The Bishop's Palace, Downhill
- Archaeological Survey and Excavation Project 2009-2011
- Northern Ireland
Downhill is located on the North Coast of Co. Londonderry to the west of the town of Castlerock. The estate covers an area of about 152 acres and was acquired by the National Trust in the 1980s as the core remnant of a landscaped estate, established in the late 18th Century.
The survey and excavation project 2009-2011 was initiated as part of a research strategy to record and interpret the archaeology of the Downhill Estate.
The history of the house and estate
During the 1770s Frederick Hervey, Bishop of Derry and later Earl of Bristol, chose this bleak headland to build a grand country house and create a surrounding estate.
The house itself, perched in an open and spectacular location, now stands as a roofless ruin. Few would believe that it was once one of the most renowned houses in Ireland.
- 1775 - The Earl Bishop started building a 'cabin', intended at first to be no more than an 18th century villa. But the Earl's aspirations for grandeur made him seek out such famous architects to make designs for the building and its interiors. The Cork architect Michael Shanahan is credited with designing most of the garden buildings, including the famous Mussenden Temple.
- 1803 - When the Earl Bishop died (in Italy), he bequeathed his Irish estates to his second cousin Harry Bruce, who subsequently took the name Hervey-Bruce and was created a Baronet in 1804.
- 1851 - The house, with the exception of its east wing, was gutted by fire.
- 1876 - A famous local architect, John Lanyon, provided the plans and supervised the repair and restoration of the house. Lanyon is also credited with re-arranging the interior and moving the main entrance from its original south front to a porch in the middle of the long west side.
- 1784-5 - The characteristic bow-ended yards at the north end of the palace were constructed.
- 1930s - The building was lived in until shortly before the Second World War, during which time it was occupied by the Royal Air Force.
- 1949 - The Bishop's Palace was sold by its owners and the roof was subsequently taken off the house in 1950 marking a spiralling decline in the property to a ruined and dilapidated state.

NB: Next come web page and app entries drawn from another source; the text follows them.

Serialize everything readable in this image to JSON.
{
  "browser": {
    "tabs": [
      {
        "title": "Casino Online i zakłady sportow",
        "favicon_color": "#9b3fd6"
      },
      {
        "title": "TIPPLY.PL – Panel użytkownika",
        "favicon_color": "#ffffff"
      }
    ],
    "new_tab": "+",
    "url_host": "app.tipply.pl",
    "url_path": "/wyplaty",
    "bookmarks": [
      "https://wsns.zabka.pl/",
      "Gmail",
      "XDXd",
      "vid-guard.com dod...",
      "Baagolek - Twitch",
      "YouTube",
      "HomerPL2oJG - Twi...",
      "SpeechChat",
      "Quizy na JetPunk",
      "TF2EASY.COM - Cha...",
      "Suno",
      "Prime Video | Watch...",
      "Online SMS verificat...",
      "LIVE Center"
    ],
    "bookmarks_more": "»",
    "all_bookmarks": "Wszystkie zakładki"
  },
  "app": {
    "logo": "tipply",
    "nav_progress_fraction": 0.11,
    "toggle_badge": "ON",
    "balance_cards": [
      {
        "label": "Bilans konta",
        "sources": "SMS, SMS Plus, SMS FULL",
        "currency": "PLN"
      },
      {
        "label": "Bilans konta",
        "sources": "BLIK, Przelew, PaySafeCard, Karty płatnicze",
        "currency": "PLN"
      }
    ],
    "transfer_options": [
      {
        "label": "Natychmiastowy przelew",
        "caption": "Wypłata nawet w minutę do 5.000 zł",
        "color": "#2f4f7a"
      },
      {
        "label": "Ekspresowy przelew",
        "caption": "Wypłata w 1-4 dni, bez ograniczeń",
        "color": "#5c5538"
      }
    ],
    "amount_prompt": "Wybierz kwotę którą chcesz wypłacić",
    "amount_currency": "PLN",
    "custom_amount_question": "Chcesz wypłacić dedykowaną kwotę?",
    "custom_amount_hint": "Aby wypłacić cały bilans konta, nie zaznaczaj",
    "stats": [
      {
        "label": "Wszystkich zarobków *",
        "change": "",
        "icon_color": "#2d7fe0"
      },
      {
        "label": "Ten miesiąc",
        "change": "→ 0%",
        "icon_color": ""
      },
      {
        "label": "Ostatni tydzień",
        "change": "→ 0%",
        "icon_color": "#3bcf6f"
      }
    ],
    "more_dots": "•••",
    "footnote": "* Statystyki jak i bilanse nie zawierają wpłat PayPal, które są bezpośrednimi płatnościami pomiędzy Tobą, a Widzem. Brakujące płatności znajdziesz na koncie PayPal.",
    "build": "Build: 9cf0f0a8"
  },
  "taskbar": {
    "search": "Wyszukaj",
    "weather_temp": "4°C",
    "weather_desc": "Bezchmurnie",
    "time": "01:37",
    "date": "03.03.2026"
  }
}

- 1980s - The property was acquired by the National Trust.
There is little by way of surviving architectural plans of the house or indeed maps of the demesne from the late 18th or early 19th century to help document its growth and development.
There are however 19th Century Ordnance Survey maps which provide valuable cartographic information on the growth and development of the house and its yards during the 19th and early 20th century.
These maps invariably show sometimes subtle changes to both layout and arrangement of the buildings and can help us to date the appearance of features such as the domestic gas works located in the west yard.
The Downhill Archaeology project began in 2009, running from 1st to 30th August and attracted 14 volunteers from the public – even though August was one of the wettest months on record for the year.
Work began in the East Yard, known as the Poultry Yard, which had been closed to public access since the National Trust first acquired the building in the 1980s.
The yard quickly became a make-shift architectural store, holding large quantities of un-catalogued masonry and architectural fragments. Heavily overgrown and filled with rubble at the start, over 50% of the yard has now been cleared and excavated by the volunteer team.
Excavation has revealed original cobbled surfaces lying intact below the rubble and other overburden. It has also revealed and exposed a walled enclosure lying to the central south of the yard, partly cobbled which may have been used as a piggery. This building was found to overlie an earlier structure which may have been the original poultry house.
Excavation also cleared out four compartments or buildings that were arranged along the south and eastern wall of the yard. All of these were found to retain their original cobbled floors.
Highlights of the fieldwork
One of the main benefits of this work was the recovery of a large collection of architectural fragments and stone building material.
This included sections of decorative pilasters and cornice from the exterior façade of the building and blackstone and hand made red-brick. All of this material is to be catalogued and can be re-used in future restoration or repair to the palace ruin.
Many small finds were also recovered during the excavation including: ironwork, glass and pottery. Some of the pottery fragments were from plates and cups bearing the stamp 'RAF 1942'.
However the most striking and perhaps important single discovery made was of a sculptured stone head, which appears to be a Roman portrait of AD 160-190 of either the Emperor Marcus Aurelius or his son Commodus.
This was likely bought by the Earl Bishop in Italy on one of his grand trips and is a tangible reminder of the once opulent interior the palace once presented to visitors and guests.
Thus started, the project will continue into 2010 with the aim of finishing the clearance work and recording of the East Yard and then it will move into the West Yard to investigate other buildings and the remains of a domestic gas works located there.
The project is actively recruiting members for its team and anyone wishing to take part as a volunteer on future digging seasons should contact:
Archaeological Conservation Advisor.
Historic Properties Department
Tel: (028) 9751 2304